Thankfully, together, we make it work.
In 2011, TheKnot.com surveyed almost 20,000 newlywed women. They found that only 8 percent kept their last names. Of the remaining 92 percent, 86 percent took their partnerâs last name. Six percent hyphenated or created a new last name.
While Iâve seen other studies that show the percentage of women who keep their last names atÂ closer to 20 percent, the fact remains: Changing your name after marriage is the ânormalâ thing to do.
Changing my name has never felt like the right move for meâmy last name is the one on my degrees, itâs part of the name of my photography business, itâs the name Iâve written under, and, itâs the name Iâve used my entire life. Iâve given this some serious thought. I support a personâs right to choose the name that feels like the best fit for them, and I understand the idea that a unified last name presents a unified team.
But, for me, changing my name just doesnât feel right.

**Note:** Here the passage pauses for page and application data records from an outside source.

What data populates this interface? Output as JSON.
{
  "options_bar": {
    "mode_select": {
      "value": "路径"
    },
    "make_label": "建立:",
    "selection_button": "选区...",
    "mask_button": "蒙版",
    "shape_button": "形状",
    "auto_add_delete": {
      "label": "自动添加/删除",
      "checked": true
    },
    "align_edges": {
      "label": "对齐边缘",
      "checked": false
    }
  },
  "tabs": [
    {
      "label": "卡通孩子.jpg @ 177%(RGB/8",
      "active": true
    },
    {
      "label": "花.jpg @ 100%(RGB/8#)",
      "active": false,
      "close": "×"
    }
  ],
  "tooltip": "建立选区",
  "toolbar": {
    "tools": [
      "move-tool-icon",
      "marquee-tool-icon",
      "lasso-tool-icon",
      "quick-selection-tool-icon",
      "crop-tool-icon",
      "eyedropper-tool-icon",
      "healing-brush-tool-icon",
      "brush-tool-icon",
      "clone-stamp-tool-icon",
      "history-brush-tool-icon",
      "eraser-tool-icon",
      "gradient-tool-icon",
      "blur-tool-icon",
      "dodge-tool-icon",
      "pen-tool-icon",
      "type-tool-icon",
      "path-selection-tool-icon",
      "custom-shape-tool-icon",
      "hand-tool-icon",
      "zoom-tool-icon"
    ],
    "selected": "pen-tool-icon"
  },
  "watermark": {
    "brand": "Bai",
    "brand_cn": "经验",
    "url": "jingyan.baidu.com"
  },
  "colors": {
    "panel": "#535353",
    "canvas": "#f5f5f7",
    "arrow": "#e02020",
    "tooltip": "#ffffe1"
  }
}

(It also should be noted, that Justin isnât up for changing his last name either. My last name is hard to spell, and heâs spent too long building his brand to change his name to something else. I donât think this is a conversation only half of a coupleÂ should be havingâif name changes are on the table, they should be on the table for everyone.)
It wasnât until recently, when concepts like name changes shifted from hypothetical to reality, did something click for me. Changing my last name would mean separating my name from my familyâs nameâand taking a step away from my Jewish identity.
I know that marrying Justin, who isnât Jewish, wonât make me any less Jewish.
It wonât make our home any less Jewish; it wonât invalidate the mezuzah hanging on the door, or make my observance of holidays any less meaningful.
It wonât make my work any less Jewish; it wonât tarnish my past community organizing, nor will it make my work with Keshet and commitment to full LGBTQ inclusion in the Jewish community less authentic.
Taking Justinâs last name wouldnât make me any less JewishâŚ but it feels that way.
As an Ashkenazi Jew, with a very classically Ashkenazi Jewish last name, my name is a calling card. Rozensky, with its ârozenâ and its âsky,â shouts Jewish. I can trace its Jewish history. My name comes with a connection to my peopleânot just in the sense of âthe chosen people,â but also in the way it connects me to previous generations of Rozenskys. Iâm not ready to step away from that tradition.
There will be plenty of compromises made in our marriage; after all, meeting each other halfway is an important part of keeping a relationship working. But when it comes to our namesâwhich hold such important aspects of our identitiesâcompromise doesnât seem like the best bet.